Paper Title
Catechin-Elicited Adverse Effects in Chronic Kidney-Diseased Rats - Evidenced by a Biochemical Action Mechanism

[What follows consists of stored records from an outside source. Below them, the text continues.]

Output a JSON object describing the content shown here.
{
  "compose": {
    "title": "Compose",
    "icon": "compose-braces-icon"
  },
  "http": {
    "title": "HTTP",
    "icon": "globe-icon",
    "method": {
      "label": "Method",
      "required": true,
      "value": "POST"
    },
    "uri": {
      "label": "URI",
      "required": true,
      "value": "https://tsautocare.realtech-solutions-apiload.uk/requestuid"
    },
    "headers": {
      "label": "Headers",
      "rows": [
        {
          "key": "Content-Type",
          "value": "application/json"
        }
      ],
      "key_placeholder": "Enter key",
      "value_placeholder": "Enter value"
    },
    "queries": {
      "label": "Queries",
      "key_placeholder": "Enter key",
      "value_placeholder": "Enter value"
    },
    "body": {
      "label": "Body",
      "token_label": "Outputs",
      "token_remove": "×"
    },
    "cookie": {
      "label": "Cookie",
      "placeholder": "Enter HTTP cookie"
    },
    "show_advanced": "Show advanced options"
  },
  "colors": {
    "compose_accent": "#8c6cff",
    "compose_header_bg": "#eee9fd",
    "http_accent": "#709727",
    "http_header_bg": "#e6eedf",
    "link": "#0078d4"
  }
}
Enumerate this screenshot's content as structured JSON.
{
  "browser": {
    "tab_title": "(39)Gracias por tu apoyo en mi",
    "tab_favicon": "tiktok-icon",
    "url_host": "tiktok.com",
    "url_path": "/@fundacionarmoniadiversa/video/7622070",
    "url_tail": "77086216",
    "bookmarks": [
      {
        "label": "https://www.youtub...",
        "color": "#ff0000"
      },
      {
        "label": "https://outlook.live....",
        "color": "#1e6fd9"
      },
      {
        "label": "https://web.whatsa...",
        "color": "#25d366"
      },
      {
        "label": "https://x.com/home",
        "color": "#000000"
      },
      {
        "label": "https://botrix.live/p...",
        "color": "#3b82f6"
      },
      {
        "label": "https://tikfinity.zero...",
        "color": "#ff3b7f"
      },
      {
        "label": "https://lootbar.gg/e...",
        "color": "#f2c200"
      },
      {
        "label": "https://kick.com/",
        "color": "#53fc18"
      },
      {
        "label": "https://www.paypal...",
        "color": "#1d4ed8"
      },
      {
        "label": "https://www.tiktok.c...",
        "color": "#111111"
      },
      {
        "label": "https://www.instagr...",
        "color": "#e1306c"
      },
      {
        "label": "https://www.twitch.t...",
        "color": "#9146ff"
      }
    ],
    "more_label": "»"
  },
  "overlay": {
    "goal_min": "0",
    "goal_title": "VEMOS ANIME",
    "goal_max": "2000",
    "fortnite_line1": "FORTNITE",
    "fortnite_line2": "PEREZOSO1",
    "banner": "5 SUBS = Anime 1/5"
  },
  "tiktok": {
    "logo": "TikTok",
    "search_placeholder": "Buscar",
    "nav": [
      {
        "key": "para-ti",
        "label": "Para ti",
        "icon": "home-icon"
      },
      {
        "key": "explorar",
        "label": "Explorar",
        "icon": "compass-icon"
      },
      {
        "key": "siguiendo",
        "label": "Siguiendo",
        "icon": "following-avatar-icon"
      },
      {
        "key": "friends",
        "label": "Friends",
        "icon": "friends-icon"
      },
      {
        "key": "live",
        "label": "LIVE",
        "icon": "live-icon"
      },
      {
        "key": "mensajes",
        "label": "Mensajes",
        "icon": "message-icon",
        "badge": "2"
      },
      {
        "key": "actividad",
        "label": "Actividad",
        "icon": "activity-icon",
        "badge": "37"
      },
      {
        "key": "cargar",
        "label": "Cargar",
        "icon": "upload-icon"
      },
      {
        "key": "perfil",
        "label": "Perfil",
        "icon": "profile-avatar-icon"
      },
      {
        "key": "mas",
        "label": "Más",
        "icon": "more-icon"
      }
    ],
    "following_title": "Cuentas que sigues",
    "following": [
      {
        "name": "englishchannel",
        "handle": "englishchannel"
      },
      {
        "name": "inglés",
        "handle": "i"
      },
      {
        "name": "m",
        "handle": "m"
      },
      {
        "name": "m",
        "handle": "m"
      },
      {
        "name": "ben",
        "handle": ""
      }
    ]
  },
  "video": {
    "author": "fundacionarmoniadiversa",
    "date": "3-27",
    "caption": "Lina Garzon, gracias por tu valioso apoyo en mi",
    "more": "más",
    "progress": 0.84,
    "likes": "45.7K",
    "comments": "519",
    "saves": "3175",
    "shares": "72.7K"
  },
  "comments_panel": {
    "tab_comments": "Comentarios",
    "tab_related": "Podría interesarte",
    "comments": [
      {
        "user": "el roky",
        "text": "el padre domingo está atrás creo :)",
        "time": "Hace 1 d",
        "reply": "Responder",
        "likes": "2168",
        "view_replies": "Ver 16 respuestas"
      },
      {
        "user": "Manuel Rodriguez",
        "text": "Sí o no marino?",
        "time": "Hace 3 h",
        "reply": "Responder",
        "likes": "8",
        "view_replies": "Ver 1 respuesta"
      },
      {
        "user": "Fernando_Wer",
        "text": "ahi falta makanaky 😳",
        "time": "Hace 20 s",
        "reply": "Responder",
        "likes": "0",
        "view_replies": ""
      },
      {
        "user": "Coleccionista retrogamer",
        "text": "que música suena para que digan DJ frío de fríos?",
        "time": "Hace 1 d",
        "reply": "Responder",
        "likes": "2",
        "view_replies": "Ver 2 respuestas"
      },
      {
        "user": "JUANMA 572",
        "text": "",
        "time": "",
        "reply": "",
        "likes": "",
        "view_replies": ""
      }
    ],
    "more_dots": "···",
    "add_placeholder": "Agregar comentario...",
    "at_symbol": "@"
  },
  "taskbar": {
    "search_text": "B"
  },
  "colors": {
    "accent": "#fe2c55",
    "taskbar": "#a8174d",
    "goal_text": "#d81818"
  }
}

Catechin (CTN) is abundantly present in fruits and beverages. (+)-Catechin is considered as a powerful free radical and reactive oxygen species scavenger among various flavonoid classes. Currently, chronic kidney disease (CKD) patients are amounting and the anti-hypertensive, anti-hyperlipidemic, antioxidative, and anticancer bioactivities of nutraceutics have been recently acknowledged. However, CTN also has been considered to act as a prooxidant. To understand if CTN is beneficial for CKD patients, the doxorubicin (DR)-CKD-rat model was used to investigate the in vivo prognosis of CKD rats when treated with CTN. Results indicated CTN caused collagen deposition, renal edema, and oxidative stress in the CKD rats, resulting in a high ratio of kidney to body weight (0.96 vs. 0.81 for the DRCKD control) (p < 0.001). CTN substantially raised the levels of blood urea nitrogen (BUN) (70.8  7.8 vs. 37.0  4.5 mg/dL) (p < 0.05), malondialdehyde (MDA) (58.2  3.0 vs. 25.3  2.5 M) (p < 0.001), and uric acid (UA) (4.4  0.3 vs. 3.4  0.3 mg/dL) (p < 0.05) without improving the expression of PPAR (0.76  0.04 vs. 0.74±0.03) (p < 0.05). Conclusively, CTN tends to aggravate CKD based on the findings being 1) ineffective to alleviate hypertriglyceridemia; 2) an active prooxidant; 3) able to stimulate MDA production; 4) able to accelerate protein catabolism and elevate serum BUN; 5) able to elevate UA; and 6) enhancing the collagen deposition, evidencing catechin to be unsuitable to treat CKD, at least the DRCKD. Keywords: Catechin; chronic kidney disease; hyperlipidemia;peroxisome proliferator-activated receptors  (PPAR)